- **Work required**
Repeat the listing in full, exactly as it stands.

Supplied material START

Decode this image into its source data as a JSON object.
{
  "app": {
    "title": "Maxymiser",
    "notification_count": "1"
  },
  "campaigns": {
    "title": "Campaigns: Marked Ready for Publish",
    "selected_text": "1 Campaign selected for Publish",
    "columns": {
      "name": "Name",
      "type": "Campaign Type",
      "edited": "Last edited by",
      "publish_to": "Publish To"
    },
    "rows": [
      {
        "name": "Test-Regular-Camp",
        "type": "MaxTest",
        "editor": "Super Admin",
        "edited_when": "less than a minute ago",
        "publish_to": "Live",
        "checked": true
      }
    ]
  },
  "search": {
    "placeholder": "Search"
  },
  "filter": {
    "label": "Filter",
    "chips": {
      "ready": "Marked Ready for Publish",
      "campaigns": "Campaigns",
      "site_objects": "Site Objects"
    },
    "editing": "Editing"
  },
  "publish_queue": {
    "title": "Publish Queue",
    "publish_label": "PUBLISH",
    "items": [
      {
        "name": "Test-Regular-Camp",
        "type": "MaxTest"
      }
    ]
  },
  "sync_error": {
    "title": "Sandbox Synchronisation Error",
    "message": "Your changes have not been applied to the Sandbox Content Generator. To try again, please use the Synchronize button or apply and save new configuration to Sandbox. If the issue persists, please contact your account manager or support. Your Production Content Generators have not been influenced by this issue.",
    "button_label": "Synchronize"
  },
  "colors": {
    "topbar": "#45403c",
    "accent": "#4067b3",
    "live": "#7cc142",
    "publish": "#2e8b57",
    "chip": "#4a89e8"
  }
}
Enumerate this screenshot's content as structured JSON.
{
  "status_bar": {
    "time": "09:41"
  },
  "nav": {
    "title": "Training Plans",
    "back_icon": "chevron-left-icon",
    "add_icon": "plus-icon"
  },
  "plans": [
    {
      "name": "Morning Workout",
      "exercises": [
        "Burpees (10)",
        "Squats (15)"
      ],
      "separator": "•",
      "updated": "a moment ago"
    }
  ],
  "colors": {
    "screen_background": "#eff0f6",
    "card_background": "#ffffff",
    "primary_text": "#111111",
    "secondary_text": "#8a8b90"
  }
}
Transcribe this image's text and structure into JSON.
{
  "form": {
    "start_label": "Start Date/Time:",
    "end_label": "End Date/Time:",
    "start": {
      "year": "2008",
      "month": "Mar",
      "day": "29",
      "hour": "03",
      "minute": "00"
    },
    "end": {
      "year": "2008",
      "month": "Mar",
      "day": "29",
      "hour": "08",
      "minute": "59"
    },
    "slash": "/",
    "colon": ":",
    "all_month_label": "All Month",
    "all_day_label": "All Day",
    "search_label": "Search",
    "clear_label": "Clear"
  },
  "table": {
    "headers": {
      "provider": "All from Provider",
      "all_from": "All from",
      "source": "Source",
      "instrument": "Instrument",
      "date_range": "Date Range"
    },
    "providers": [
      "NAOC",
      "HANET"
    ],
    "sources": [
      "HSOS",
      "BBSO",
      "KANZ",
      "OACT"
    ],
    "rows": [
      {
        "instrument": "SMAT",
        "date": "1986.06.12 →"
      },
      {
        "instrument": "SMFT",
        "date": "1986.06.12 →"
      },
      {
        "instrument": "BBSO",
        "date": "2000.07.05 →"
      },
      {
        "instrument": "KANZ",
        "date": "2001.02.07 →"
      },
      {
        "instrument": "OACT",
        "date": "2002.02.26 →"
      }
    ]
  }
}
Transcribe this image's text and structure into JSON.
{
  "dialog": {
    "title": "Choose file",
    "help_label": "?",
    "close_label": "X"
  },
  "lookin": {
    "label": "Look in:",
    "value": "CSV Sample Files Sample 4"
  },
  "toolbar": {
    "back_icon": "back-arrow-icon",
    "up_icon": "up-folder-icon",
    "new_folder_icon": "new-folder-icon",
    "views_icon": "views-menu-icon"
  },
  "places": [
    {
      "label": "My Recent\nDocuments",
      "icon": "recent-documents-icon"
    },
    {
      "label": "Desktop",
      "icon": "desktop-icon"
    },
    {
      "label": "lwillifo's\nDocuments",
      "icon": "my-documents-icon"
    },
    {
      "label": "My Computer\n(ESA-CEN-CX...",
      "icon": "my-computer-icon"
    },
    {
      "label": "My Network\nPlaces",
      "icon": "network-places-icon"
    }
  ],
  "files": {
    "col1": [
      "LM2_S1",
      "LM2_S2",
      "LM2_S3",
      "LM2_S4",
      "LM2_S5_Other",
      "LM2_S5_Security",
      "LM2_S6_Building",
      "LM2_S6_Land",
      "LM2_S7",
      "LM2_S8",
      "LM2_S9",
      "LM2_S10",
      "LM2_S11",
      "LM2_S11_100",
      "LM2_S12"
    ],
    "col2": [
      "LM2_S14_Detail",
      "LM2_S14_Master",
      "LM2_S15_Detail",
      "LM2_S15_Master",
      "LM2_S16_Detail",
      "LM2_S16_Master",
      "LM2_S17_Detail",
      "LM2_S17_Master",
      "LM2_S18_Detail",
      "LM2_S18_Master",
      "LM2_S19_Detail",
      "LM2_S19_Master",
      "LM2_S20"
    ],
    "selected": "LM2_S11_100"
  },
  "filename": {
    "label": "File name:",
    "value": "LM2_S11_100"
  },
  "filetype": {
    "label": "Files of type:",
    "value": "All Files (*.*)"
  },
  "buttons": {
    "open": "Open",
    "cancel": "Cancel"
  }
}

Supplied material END

- **Task solution**
Decode this image into its source data as a JSON object.
{
  "app": {
    "title": "Maxymiser",
    "notification_count": "1"
  },
  "campaigns": {
    "title": "Campaigns: Marked Ready for Publish",
    "selected_text": "1 Campaign selected for Publish",
    "columns": {
      "name": "Name",
      "type": "Campaign Type",
      "edited": "Last edited by",
      "publish_to": "Publish To"
    },
    "rows": [
      {
        "name": "Test-Regular-Camp",
        "type": "MaxTest",
        "editor": "Super Admin",
        "edited_when": "less than a minute ago",
        "publish_to": "Live",
        "checked": true
      }
    ]
  },
  "search": {
    "placeholder": "Search"
  },
  "filter": {
    "label": "Filter",
    "chips": {
      "ready": "Marked Ready for Publish",
      "campaigns": "Campaigns",
      "site_objects": "Site Objects"
    },
    "editing": "Editing"
  },
  "publish_queue": {
    "title": "Publish Queue",
    "publish_label": "PUBLISH",
    "items": [
      {
        "name": "Test-Regular-Camp",
        "type": "MaxTest"
      }
    ]
  },
  "sync_error": {
    "title": "Sandbox Synchronisation Error",
    "message": "Your changes have not been applied to the Sandbox Content Generator. To try again, please use the Synchronize button or apply and save new configuration to Sandbox. If the issue persists, please contact your account manager or support. Your Production Content Generators have not been influenced by this issue.",
    "button_label": "Synchronize"
  },
  "colors": {
    "topbar": "#45403c",
    "accent": "#4067b3",
    "live": "#7cc142",
    "publish": "#2e8b57",
    "chip": "#4a89e8"
  }
}
Enumerate this screenshot's content as structured JSON.
{
  "status_bar": {
    "time": "09:41"
  },
  "nav": {
    "title": "Training Plans",
    "back_icon": "chevron-left-icon",
    "add_icon": "plus-icon"
  },
  "plans": [
    {
      "name": "Morning Workout",
      "exercises": [
        "Burpees (10)",
        "Squats (15)"
      ],
      "separator": "•",
      "updated": "a moment ago"
    }
  ],
  "colors": {
    "screen_background": "#eff0f6",
    "card_background": "#ffffff",
    "primary_text": "#111111",
    "secondary_text": "#8a8b90"
  }
}
Transcribe this image's text and structure into JSON.
{
  "form": {
    "start_label": "Start Date/Time:",
    "end_label": "End Date/Time:",
    "start": {
      "year": "2008",
      "month": "Mar",
      "day": "29",
      "hour": "03",
      "minute": "00"
    },
    "end": {
      "year": "2008",
      "month": "Mar",
      "day": "29",
      "hour": "08",
      "minute": "59"
    },
    "slash": "/",
    "colon": ":",
    "all_month_label": "All Month",
    "all_day_label": "All Day",
    "search_label": "Search",
    "clear_label": "Clear"
  },
  "table": {
    "headers": {
      "provider": "All from Provider",
      "all_from": "All from",
      "source": "Source",
      "instrument": "Instrument",
      "date_range": "Date Range"
    },
    "providers": [
      "NAOC",
      "HANET"
    ],
    "sources": [
      "HSOS",
      "BBSO",
      "KANZ",
      "OACT"
    ],
    "rows": [
      {
        "instrument": "SMAT",
        "date": "1986.06.12 →"
      },
      {
        "instrument": "SMFT",
        "date": "1986.06.12 →"
      },
      {
        "instrument": "BBSO",
        "date": "2000.07.05 →"
      },
      {
        "instrument": "KANZ",
        "date": "2001.02.07 →"
      },
      {
        "instrument": "OACT",
        "date": "2002.02.26 →"
      }
    ]
  }
}
Transcribe this image's text and structure into JSON.
{
  "dialog": {
    "title": "Choose file",
    "help_label": "?",
    "close_label": "X"
  },
  "lookin": {
    "label": "Look in:",
    "value": "CSV Sample Files Sample 4"
  },
  "toolbar": {
    "back_icon": "back-arrow-icon",
    "up_icon": "up-folder-icon",
    "new_folder_icon": "new-folder-icon",
    "views_icon": "views-menu-icon"
  },
  "places": [
    {
      "label": "My Recent\nDocuments",
      "icon": "recent-documents-icon"
    },
    {
      "label": "Desktop",
      "icon": "desktop-icon"
    },
    {
      "label": "lwillifo's\nDocuments",
      "icon": "my-documents-icon"
    },
    {
      "label": "My Computer\n(ESA-CEN-CX...",
      "icon": "my-computer-icon"
    },
    {
      "label": "My Network\nPlaces",
      "icon": "network-places-icon"
    }
  ],
  "files": {
    "col1": [
      "LM2_S1",
      "LM2_S2",
      "LM2_S3",
      "LM2_S4",
      "LM2_S5_Other",
      "LM2_S5_Security",
      "LM2_S6_Building",
      "LM2_S6_Land",
      "LM2_S7",
      "LM2_S8",
      "LM2_S9",
      "LM2_S10",
      "LM2_S11",
      "LM2_S11_100",
      "LM2_S12"
    ],
    "col2": [
      "LM2_S14_Detail",
      "LM2_S14_Master",
      "LM2_S15_Detail",
      "LM2_S15_Master",
      "LM2_S16_Detail",
      "LM2_S16_Master",
      "LM2_S17_Detail",
      "LM2_S17_Master",
      "LM2_S18_Detail",
      "LM2_S18_Master",
      "LM2_S19_Detail",
      "LM2_S19_Master",
      "LM2_S20"
    ],
    "selected": "LM2_S11_100"
  },
  "filename": {
    "label": "File name:",
    "value": "LM2_S11_100"
  },
  "filetype": {
    "label": "Files of type:",
    "value": "All Files (*.*)"
  },
  "buttons": {
    "open": "Open",
    "cancel": "Cancel"
  }
}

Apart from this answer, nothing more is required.